YASMINE BELLY DANCER
by Sherif Awad
Armenians in Egypt were a community that perceived their own language, churches, and social institutions since their early presence in the 6th and 7th centuries. History tells us that a landmark of their migration to Egypt was due to the Armenian Genocide which started in the 24th of April, 1915. In its aftermath, the Armenian communities in Egypt received some percentage of its refugees and survivors. But after the 1952 Egyptian revolution, a reverse migration started with Armenian heading meanly to Europe, the United States, Canada and Australia. Although their number has decreased due to these migrations and also due to their integration into the rest of the Egyptian society, (including extensive intermarriage with Muslims and Copts), their community nowadays is about 6000 concentrating between Cairo and Alexandria.
Unlike Armenian minorities in Syria and Lebanon, Armenian-Egyptians now stay out of local politics although the Armenian-Egyptian politician Nubar Pasha was the first Prime Minister of Egypt during the 19th century. In contemporary times, many of them excelled in arts and culture. Child actress Feyrouz was a star of popular Egyptian black and white in the 1950s and the 1960s, Van Leo was a great photographer who became known for his numerous self-portraits and portraits of Egyptian celebrities during the 20th century; Takfour Antonian was the Armenian-Egyptian producer of many important films including the box office smash hit Khally ballak men ZouZou (Beware of Zouzou) that starred Soad Hosny and Hussein Fahmy in 1972; Egyptian born Atom Egoyan became a celebrated international filmmaker after moving to Canada with award-winning films like Exotica, The Sweet Hereafter and The Captive; singing actresses Nelly, Lebleba and Anoushka were quite popular on film, TV and theatre.
Five years ago, the ballet turned belly dancer Safinaz was the first artist of Armenian origins to rise to fame since quite a long time in Egyptian and Arab media when she performed a dancing sketch in the Egyptian film al-Kashah (The Sweeper) that was released in 2013. After appearing in suggestive video clips on an underground satellite channel called Dalaa (naughty), Safinaz became some kind of a controversial celebrity due to her dancing outfits and her follow-up film appearances. Although she was about to be deported from Egypt after she wore an outfit featuring the three colors of the Egyptian flag, Safinaz is still on demand on TV shows and at wedding ceremonies inspiring other Armenian to venture into showbiz. One of these up-and-coming is the bellydancer Yasmina, a currently popular performer across the Arab world.

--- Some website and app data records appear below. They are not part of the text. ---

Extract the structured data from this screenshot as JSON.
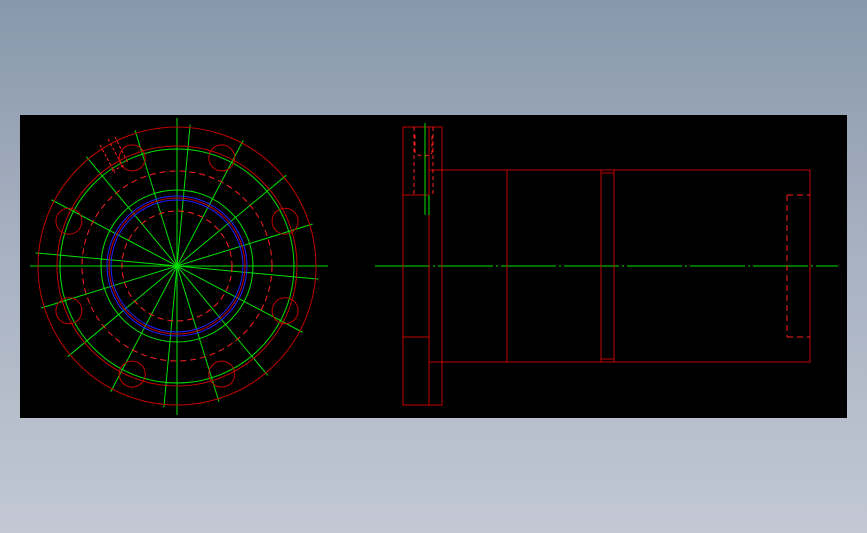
{
  "colors": {
    "background_top": "#8898ac",
    "background_bottom": "#c2c8d4",
    "canvas": "#000000",
    "part_line": "#c00000",
    "hidden_line": "#ff2020",
    "center_line": "#00e000",
    "thread_line": "#2020ff"
  },
  "drawing": {
    "views": [
      "front-view",
      "side-view"
    ],
    "front_view": {
      "bolt_hole_count": 8,
      "radial_centerline_count": 8
    },
    "side_view": {
      "sections": [
        "flange",
        "body",
        "groove",
        "body"
      ]
    }
  }
}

“I didn’t take dancing lessons but I used to dance when I was a child”, explained Yasmina over an internet call. “Oriental dancing yet always fascinated me specially when I saw dancing numbers in Arabic films that reached us in Armenian cinema theaters and television. I tried to watch and see if I could imitate the movements to the music. In the beginning, it was not fine for my parents to let me become a professional bellydancer because I come from a religious Christian family. Because my real name is even Mariam Hovhannisyan, my father asked to choose another artistic name to respect the name he gave me. I remember he said to me it will be Haram to use my real name because we use the same word in our native Armenian among other Arabic words like Yaany and Khalas. Later came my first professional breakthrough when, one day, the owner of a restaurant called al-Shady offered me a job to dance as some kind of additional entertainment for his clients. A locally renowned Armenian costume designer hence created for me many bellydancing outfits to use them for my shows. And so, for the last five years, I kept on dancing in different restaurants across our Capital Yerevan while training everyday to ameliorate my performances. Also, when I was invited to perform in Moscow, I landed a Russian teacher who taught me additional techniques using different music pieces. I still browse YouTube to find suitable music for my dancing. But one day, I should have my own band that can travel with me”, she explained.
After Safinaz started to grab the attention of Arabian and international media, her news of appearing in Egyptian films and TV reached out her homeland. “People started to tell me you should get out of here and become the new Safinaz”, laughed Yasmina who landed her first Egyptian invitation to perform at a lavish wedding in Sharm El-Sheikh. “It was dream for me to dance in front of Egyptian spectators who liked my performance and made me feel I can make it outside of Armenia and across the Arab world”.
After Sharm’s appearance, Yasmina received many invitations to perform in other Arab cities like Dubai, Beirut and Tunis. “I came back to Egypt and danced in Cairo and Hurghada”, she added. “I personally prefer to dance in front of an Egyptian or an Arab audience because they appreciate my dancing which makes me feel I am qualified to have a place among the current belly dancers who are now famous in Egypt”.
After new performances during last Eid al-Fetr, Yasmina would like to focus her efforts to follow the footsteps of her counterpart. “I know that Safinaz appeared in many Egyptian comic and music that were produced by producer Ahmed el-Sobky”, she says. “So, I hope next time I visit Egypt, I can have the chance to meet him to join the casting of his new films. In any case, my dream is to move to Cairo because it is place where any artist can become famous and requested in different media”.